In an announcement culminating 18 months of negotiations, the cable industry this week agreed to carry public broadcasters' digital multicast signals in addition to their primary HD signal.

The agreement was hammered out by the National Cable and Telecommunications Association (NCTA) and the Association for Public Television Stations and is expected to help create more incentives for public broadcasters to develop multicast channels, usually delivered in standard definition over a broadcasters' DTV signal.

According to the agreement, cable operators will carry a public broadcasters' analog signal, its HD signal and up to four digital multicast signals carried over a cable operators' digital cable service during the digital transition. Other public broadcasters in the same market may elect to be carried on a digital cable system if they have shut off their analog broadcasts. After all the stations in a market are transmitting only digital signals, including commercial, digital cable systems will carry up to four multicast streams of any other public broadcasters in that market.

Following approval by the Boards of Directors for APTS, NCTA and PBS, within 60 days, the agreement must be ratified by public television stations in markets that comprise 80 percent of U.S. television households and by cable system operators representing at least 80 percent of cable subscribers. Cable operators will begin carrying public television station broadcasts within 180 days after ratification. The agreement announced this week does not supersede existing pre-transitional digital carriage agreements. There are currently 365 public television stations in the U.S. At the end of January, cable systems were carrying the digital signals of about 100 public broadcasters.

Calling the agreement "truly historic," APTS President John Lawson said getting cable operators to carry public stations' digital multicast signals had been one of the most important strategic objectives of the association. "Our stations developed extensive plans to use multicasting to provide new programming and services that meet the educational and public safety needs of the communities they serve. This digital agreement enables local stations to focus their resources on developing new digital content with the confidence that cable subscribers in their communities will be able to benefit from these services," he said.

The announcement comes ahead of an expected vote by the FCC on Feb. 10 to settle what is probably the most contentious longstanding hurdle left in the DTV transition -- digital must-carry. The FCC has advocated requiring cable operators to carry broadcasters' main digital signal (along with their analog signals during the transition), but cable operators balk at the prospect of being required to carry broadcasters' secondary, standard definition multicast signals, citing bandwidth concerns. Outgoing FCC Chairman Michael Powell, who is opposed to requiring digital multicast, is attempting to get a majority vote on the commission to deny digital multicast for commercial broadcasters.
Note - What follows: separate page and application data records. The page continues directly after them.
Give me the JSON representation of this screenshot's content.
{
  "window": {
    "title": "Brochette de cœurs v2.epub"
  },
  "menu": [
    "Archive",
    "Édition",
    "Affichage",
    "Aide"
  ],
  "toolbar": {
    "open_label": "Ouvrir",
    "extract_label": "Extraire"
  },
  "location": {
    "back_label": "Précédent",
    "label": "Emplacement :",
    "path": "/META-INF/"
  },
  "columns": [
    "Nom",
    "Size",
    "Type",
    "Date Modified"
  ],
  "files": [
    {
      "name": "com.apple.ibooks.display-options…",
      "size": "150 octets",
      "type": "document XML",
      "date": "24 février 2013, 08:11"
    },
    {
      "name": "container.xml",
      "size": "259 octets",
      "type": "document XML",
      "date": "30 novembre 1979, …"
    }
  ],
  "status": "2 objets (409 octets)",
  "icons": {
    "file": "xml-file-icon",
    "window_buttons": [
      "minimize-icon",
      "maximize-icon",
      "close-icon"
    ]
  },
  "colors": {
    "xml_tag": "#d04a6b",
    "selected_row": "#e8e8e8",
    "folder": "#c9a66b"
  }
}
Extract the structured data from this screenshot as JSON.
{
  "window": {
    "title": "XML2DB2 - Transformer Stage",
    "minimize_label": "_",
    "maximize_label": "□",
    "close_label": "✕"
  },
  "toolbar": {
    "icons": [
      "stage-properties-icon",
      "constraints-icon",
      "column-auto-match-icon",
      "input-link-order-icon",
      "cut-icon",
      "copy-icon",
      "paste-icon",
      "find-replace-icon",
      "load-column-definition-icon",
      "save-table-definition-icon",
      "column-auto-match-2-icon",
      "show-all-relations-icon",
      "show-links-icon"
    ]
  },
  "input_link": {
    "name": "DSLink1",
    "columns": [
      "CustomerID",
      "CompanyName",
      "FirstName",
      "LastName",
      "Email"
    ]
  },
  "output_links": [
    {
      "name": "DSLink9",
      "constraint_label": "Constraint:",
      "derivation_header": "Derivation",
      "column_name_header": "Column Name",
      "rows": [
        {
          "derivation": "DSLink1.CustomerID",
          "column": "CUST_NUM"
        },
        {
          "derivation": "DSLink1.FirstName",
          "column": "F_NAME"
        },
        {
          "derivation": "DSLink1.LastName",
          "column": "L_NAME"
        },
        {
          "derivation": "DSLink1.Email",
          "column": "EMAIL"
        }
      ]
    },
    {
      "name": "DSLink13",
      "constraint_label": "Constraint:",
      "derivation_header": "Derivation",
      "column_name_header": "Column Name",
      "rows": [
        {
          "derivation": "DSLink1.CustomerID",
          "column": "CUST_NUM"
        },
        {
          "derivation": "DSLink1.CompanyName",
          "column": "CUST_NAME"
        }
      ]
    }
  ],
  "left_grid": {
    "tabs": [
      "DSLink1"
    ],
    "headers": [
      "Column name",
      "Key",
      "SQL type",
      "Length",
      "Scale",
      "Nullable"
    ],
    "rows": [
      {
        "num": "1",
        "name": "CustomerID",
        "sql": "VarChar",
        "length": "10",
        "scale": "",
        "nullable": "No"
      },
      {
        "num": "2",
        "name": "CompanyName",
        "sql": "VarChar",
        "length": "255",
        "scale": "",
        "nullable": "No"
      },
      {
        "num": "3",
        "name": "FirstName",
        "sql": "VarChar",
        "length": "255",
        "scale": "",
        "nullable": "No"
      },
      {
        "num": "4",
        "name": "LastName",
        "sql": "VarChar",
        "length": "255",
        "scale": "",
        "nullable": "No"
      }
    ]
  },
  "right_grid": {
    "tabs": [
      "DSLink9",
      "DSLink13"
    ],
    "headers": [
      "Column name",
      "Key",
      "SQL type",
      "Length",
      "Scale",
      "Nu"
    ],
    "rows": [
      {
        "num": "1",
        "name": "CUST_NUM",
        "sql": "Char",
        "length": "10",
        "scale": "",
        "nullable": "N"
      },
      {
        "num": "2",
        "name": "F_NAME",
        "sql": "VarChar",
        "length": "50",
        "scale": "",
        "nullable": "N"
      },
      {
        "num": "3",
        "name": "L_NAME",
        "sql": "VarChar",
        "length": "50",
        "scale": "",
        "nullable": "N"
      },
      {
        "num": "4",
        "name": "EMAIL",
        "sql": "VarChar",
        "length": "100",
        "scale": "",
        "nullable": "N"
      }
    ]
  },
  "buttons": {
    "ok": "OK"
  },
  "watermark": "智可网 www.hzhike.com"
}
Commercial broadcasters have been furiously lobbying Capitol Hill this week to postpone the anticipated Feb. 10 decision. NAB was succinct in its response to the NCTA/APTS agreement.

"Because of government underwriting of PBS, it's easy to see why the cable industry was motivated to reach this tentative agreement," the NAB said in a statement. "By NCTA's own admission, cable gatekeepers are blocking consumer access to the digital and high-definition signals of more than two-thirds of all local television stations. We would hope that NCTA and its members would reconsider their hardline position and use the PBS agreement as a template for negotiating carriage of commercial DTV programming."

Powell said the "monumental marketplace agreement "serves as a testament to both the public broadcast community's commitment to driving the DTV transition and cable operators' willingness to carry compelling digital broadcast programming to its subscribers. I also want to commend Commissioners Adelstein and Abernathy on their efforts to encourage this voluntary industry agreement."